In other cases, however, the protection of sacred places is severely restricted by the US legal system. Tauli-Corpuz cited Mount Taylor and Chaco Canyon, which are designated as traditional cultural property and a UNESCO World Heritage site, respectively. However, “despite these designations, proposed mining and oil and gas projects threaten to desecrate these landscapes and Indigenous lifeways as the federal government, rather than the Indigenous peoples concerned, has final authority over the exploration and development of these areas.” Tauli-Corpuz recommended working with Tribal Historic Preservation Officers to protect Tribal cultural materials and suggests that efforts “be made to amend existing laws governing the protection of sacred and cultural places to encompass an Indigenous definition of sacredness as an interconnected landscape with unique relationships to the practice of religions, strengthening of community, livelihoods, subsistence, and gathering of traditional medicines and resources.”

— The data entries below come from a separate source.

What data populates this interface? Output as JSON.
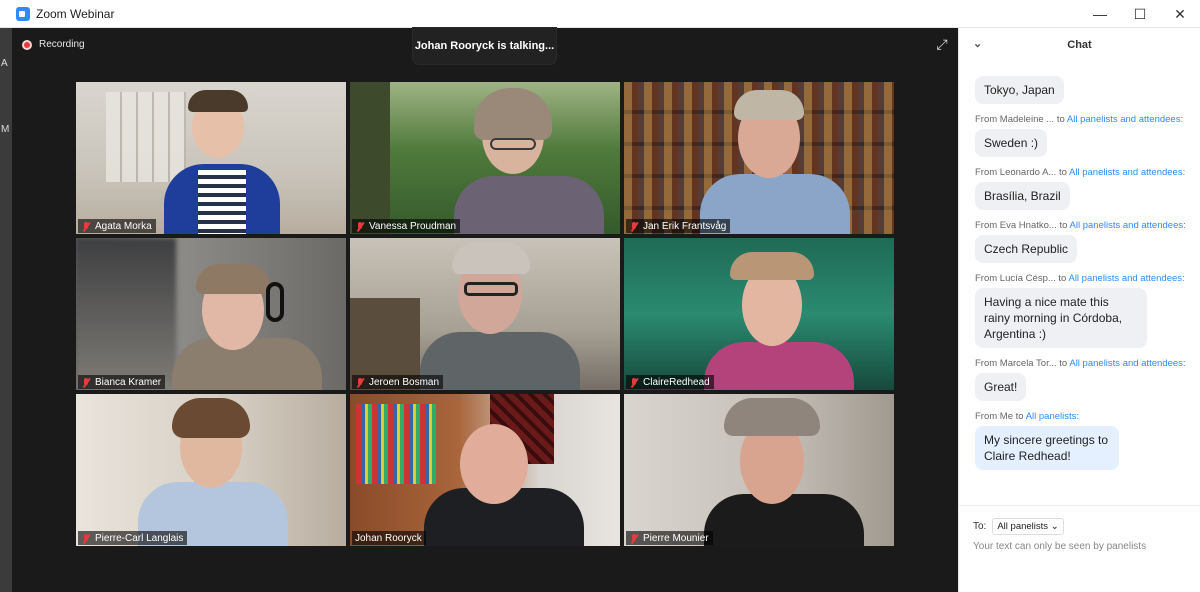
{
  "window": {
    "title": "Zoom Webinar",
    "controls": {
      "minimize": "—",
      "maximize": "☐",
      "close": "✕"
    }
  },
  "left_strip": {
    "top_letter": "A",
    "mid_letter": "M"
  },
  "recording": {
    "label": "Recording"
  },
  "talking": {
    "text": "Johan Rooryck is talking..."
  },
  "participants": [
    {
      "name": "Agata Morka",
      "muted": true
    },
    {
      "name": "Vanessa Proudman",
      "muted": true
    },
    {
      "name": "Jan Erik Frantsvåg",
      "muted": true
    },
    {
      "name": "Bianca Kramer",
      "muted": true
    },
    {
      "name": "Jeroen Bosman",
      "muted": true
    },
    {
      "name": "ClaireRedhead",
      "muted": true
    },
    {
      "name": "Pierre-Carl Langlais",
      "muted": true
    },
    {
      "name": "Johan Rooryck",
      "muted": false,
      "active_speaker": true
    },
    {
      "name": "Pierre Mounier",
      "muted": true
    }
  ],
  "chat": {
    "title": "Chat",
    "messages": [
      {
        "from": "",
        "to": "",
        "text": "Tokyo, Japan"
      },
      {
        "from": "From Madeleine ...",
        "to": "All panelists and attendees:",
        "text": "Sweden :)"
      },
      {
        "from": "From Leonardo A...",
        "to": "All panelists and attendees:",
        "text": "Brasília, Brazil"
      },
      {
        "from": "From Eva Hnatko...",
        "to": "All panelists and attendees:",
        "text": "Czech Republic"
      },
      {
        "from": "From Lucía Césp...",
        "to": "All panelists and attendees:",
        "text": "Having a nice mate this rainy morning in Córdoba, Argentina :)"
      },
      {
        "from": "From Marcela Tor...",
        "to": "All panelists and attendees:",
        "text": "Great!"
      },
      {
        "from": "From Me",
        "to": "All panelists:",
        "text": "My sincere greetings to Claire Redhead!",
        "mine": true
      }
    ],
    "to_word": "to",
    "recipient_label": "To:",
    "recipient_value": "All panelists",
    "hint": "Your text can only be seen by panelists"
  },
  "colors": {
    "accent": "#2d8cff",
    "active_border": "#ffe86b",
    "muted_icon": "#e43c3c"
  }
}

The Special Rapporteur also addressed the risks to the health and safety of Indigenous people from extractive industries. Uranium mining in the 1940s continues to haunt the Navajo Nation, while the Gold King mine in Colorado, which caused “three million gallons of contaminated water to flow into the Animas River onto the Navajo Nation reservation over one hundred miles away … [and] caused severe damage to crops and livestock, threatening the livelihoods of farmers and ranchers” even after the Gold King Mine has not been operational since 1923. Tauli-Corpuz also referenced natural gas flaring in North Dakota’s Bakken formation as well as natural gas pipeline infrastructure that exposes the Mandan, Hidatsa, and Arikara Nation to harmful pollutants whose impacts include cancer, lung damage, and neurological defects. Water safety remains a critical issue in the Standing Rock protests but also for Indigenous people in general, for whom “water provides lifeways, subsistence, and has undeniable spiritual significance. In Lakota they express this belief as Mni Wiconi: water is life.”


Extractive industries also put women and girls at an increased risk of sexual abuse and trafficking; “already Native women are 2.5 times more likely to be sexually assaulted in their lifetimes as compared to other women in the United States. And, when the oil boom began in the Bakken, the influx of oil and gas workers to the area coincided with a dramatic increase in violent crime and an incredible increase of human trafficking of Native women and children.” Tauli-Corpuz recognized that Indigenous control over their energy resources as part of a desire for self-determination, would better serve their communities both economically and with regards to health and safety. The Special Rapporteur thus expressed support for Tribe-owned companies, stating “I have been very impressed by the remarkable and unshakeable resolve Tribes have to find creative ways to self-determine their development. For example, the Mandan, Hidatsa, and Arikara Nation recently formed Missouri River Resources, a wholly-owned Tribal company dedicated to using best practices in the oil and gas industry to generate economic benefits for the Tribal community through responsible oil development. Similarly, the Red Willow Production Company, a $2 billion company wholly owned and managed by the Southern Ute Tribe, has been generating revenue through oil and gas development on their reservation since 1992 and continues to maximize benefits for their Tribal community while carefully managing their lands and resources.”


In September 2017, at the UN Human Rights Council, the Special Rapporteur will present a comprehensive report on her findings and recommendations to United States government. The Special Rapporteur will continue to monitor organizations and governments to see if her recommendations are implemented.


Read the full End of Mission Statement here, and for more information visit UN Special Rapporteur website.